Arctic rabies viruses circulating in Arctic countries are phylogenetically related to rabies viruses in India. The Indian arctic-like rabies virus is referred to as Arctic/Arctic-like (AL) lineage. This lineage accounts for the type circulating across almost all of India. Using phylogenetic analysis and Bayesian methods, the Indian viruses emerged from a common progenitor within the last 40 years. The Arctic-AL lineage emerged within the last 200 years, a time-frame that coincides with the invasion of Canada by the clade.[4]

Clinical appearance[edit]

The incubation period for Arctic rabies virus varies from 8 days to 6 months in the Arctic fox. Observed symptoms include increased aggression (including snapping and biting), foaming at the mouth, and running in circles. [5] [6]

References[edit]

  1. ^ Torill Mørk1* and Pål Prestrud. Arctic Rabies – A Review. Acta Veterinaria Scandinavica 2004, 45:1-9
  2. ^ Cherkasskiy BL: The epidemiological surveillance on Arctic fox rabies. WHO/NVI Workshop on Arctic fox rabies, Uppsala, Sweden. Background papers 1990, 25-28
  3. ^ Degaard ØA, Krogsrud J: Rabies in Svalbard: Infection diagnosed in Arctic fox, reindeer and seal.Vet Rec 1981, 109:141-42.
  4. ^ Susan A. Nadin-Davis, Mary Sheen, Alexander I. Wandeler. Recent Emergence of the Arctic Rabies Virus Lineage. Virus Research. Volume 163, Issue 1, January 2012, pages 352-362.
  5. ^ Mørk, T., Prestrud, P. Arctic Rabies – A Review. Acta Vet Scand 45, 1 (2004). https://doi.org/10.1186/1751-0147-45-1
  6. ^ Konovalov GV, Kantorovich RA, Buzinov IA, Riutova, VP: Experimental Investigations into Rage and Rabies in Polar Foxes, Natural Hosts of the Infection. II. An Experimental Morphological Study of Rabies in Polar Foxes. Acta Virol. 1965 May;9:235-9. PMID: 14328222.
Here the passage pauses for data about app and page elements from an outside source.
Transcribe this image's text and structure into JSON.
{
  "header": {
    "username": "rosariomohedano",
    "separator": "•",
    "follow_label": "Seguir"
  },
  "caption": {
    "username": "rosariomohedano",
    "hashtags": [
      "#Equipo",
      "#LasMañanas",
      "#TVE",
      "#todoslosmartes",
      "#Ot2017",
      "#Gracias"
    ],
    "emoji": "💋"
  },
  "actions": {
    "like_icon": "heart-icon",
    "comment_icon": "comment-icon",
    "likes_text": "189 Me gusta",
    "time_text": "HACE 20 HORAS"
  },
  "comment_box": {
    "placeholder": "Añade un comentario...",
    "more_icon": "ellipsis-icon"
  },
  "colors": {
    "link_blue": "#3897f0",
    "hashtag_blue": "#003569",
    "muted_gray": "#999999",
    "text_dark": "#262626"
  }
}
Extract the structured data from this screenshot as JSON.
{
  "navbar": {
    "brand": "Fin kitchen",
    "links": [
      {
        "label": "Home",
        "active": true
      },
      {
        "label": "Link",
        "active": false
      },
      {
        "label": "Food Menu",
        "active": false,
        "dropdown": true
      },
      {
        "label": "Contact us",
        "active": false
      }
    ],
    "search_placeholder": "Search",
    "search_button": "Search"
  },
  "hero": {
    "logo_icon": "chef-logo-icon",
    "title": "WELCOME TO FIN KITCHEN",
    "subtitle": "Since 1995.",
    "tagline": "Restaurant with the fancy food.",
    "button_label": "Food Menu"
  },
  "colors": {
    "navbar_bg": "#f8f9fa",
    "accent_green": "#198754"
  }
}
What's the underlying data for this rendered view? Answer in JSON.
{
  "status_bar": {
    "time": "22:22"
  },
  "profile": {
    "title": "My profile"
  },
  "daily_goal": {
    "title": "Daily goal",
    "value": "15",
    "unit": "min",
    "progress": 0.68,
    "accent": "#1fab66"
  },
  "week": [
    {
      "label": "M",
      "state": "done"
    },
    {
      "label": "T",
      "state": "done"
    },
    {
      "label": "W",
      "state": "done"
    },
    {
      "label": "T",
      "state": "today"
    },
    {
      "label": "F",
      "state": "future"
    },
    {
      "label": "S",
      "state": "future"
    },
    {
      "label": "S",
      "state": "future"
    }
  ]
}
External links[edit]

  • "Virus Pathogen Database and Analysis Resource (ViPR) - Rhabdoviridae - Genome database with visualization and analysis tools". Archived from the original on 2019-09-12. Retrieved 2013-07-09.